A representative from a larger higher education organisation in Switzerland recently stated that they identify roughly 40 compromised user accounts on average per month. Extrapolating this number for  all Swiss AAI users, this number would grow to more than 1’000 compromised accounts per month. Many of them are probably not even detected. Many of them probably belong to young students who may not always take proper care of their credentials. But every now and then, also staff members and professors learn about the nightmares of impersonation of their digital identity. So, how can edu-ID support SWITCHaai services to enhance authentication security? Continue reading


E-ID law: SWITCH contributing to parliamentary hearing

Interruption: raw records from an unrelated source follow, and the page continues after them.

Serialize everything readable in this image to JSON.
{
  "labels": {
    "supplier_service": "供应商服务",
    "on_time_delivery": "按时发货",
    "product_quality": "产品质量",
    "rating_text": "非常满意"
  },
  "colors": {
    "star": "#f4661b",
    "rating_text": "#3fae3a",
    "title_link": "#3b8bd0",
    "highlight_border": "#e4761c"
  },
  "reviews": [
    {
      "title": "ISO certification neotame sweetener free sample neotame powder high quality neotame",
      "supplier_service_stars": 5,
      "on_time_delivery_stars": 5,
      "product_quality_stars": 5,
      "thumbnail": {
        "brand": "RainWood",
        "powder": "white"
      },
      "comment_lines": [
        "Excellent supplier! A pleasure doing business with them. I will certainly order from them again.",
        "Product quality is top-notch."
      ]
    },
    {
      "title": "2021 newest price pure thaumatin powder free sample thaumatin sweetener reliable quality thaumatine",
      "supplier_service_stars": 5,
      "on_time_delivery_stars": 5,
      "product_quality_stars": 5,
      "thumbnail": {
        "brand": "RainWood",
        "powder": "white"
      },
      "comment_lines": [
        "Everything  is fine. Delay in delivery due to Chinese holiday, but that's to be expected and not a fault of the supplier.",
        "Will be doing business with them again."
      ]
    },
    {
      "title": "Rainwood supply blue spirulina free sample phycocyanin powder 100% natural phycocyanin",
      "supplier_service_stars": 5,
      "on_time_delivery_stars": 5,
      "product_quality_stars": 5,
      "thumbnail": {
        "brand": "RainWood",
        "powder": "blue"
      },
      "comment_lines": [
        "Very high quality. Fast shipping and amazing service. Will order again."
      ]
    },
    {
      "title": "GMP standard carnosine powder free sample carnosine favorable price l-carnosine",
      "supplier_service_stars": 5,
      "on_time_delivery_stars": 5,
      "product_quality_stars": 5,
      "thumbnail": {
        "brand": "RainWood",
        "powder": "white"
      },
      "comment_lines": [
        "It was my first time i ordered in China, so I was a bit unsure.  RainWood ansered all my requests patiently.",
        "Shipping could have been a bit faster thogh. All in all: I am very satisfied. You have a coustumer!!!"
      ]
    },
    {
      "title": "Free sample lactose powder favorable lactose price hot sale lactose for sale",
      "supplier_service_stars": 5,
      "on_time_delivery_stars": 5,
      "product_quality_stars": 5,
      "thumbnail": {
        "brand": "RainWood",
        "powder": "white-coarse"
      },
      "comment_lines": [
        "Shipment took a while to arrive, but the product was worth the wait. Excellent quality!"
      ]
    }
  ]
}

At its meeting on 1 June 2018, the Federal Council adopted a dispatch to Parliament containing a draft for an E-ID law (see corresponding press release in DE, FR and IT; for follow-ups see “18.049 Business of the Federal Council”).

The National Council’s legal commission now runs the business. On 15.11.2018, it held a hearing with representatives of industry, public corporations, potential providers of E-ID solutions and interested parties from civil society. As a potential provider, SWITCH was able to take part in this hearing.

This draft E-ID law largely follows the preliminary draft consulted last year (press release with link to consultation report at page bottom). It does not come as a surprise, therefore, that the position of SWITCH expressed towards the preliminary draft also applies to the new draft law – including the criticism voiced therein. Continue reading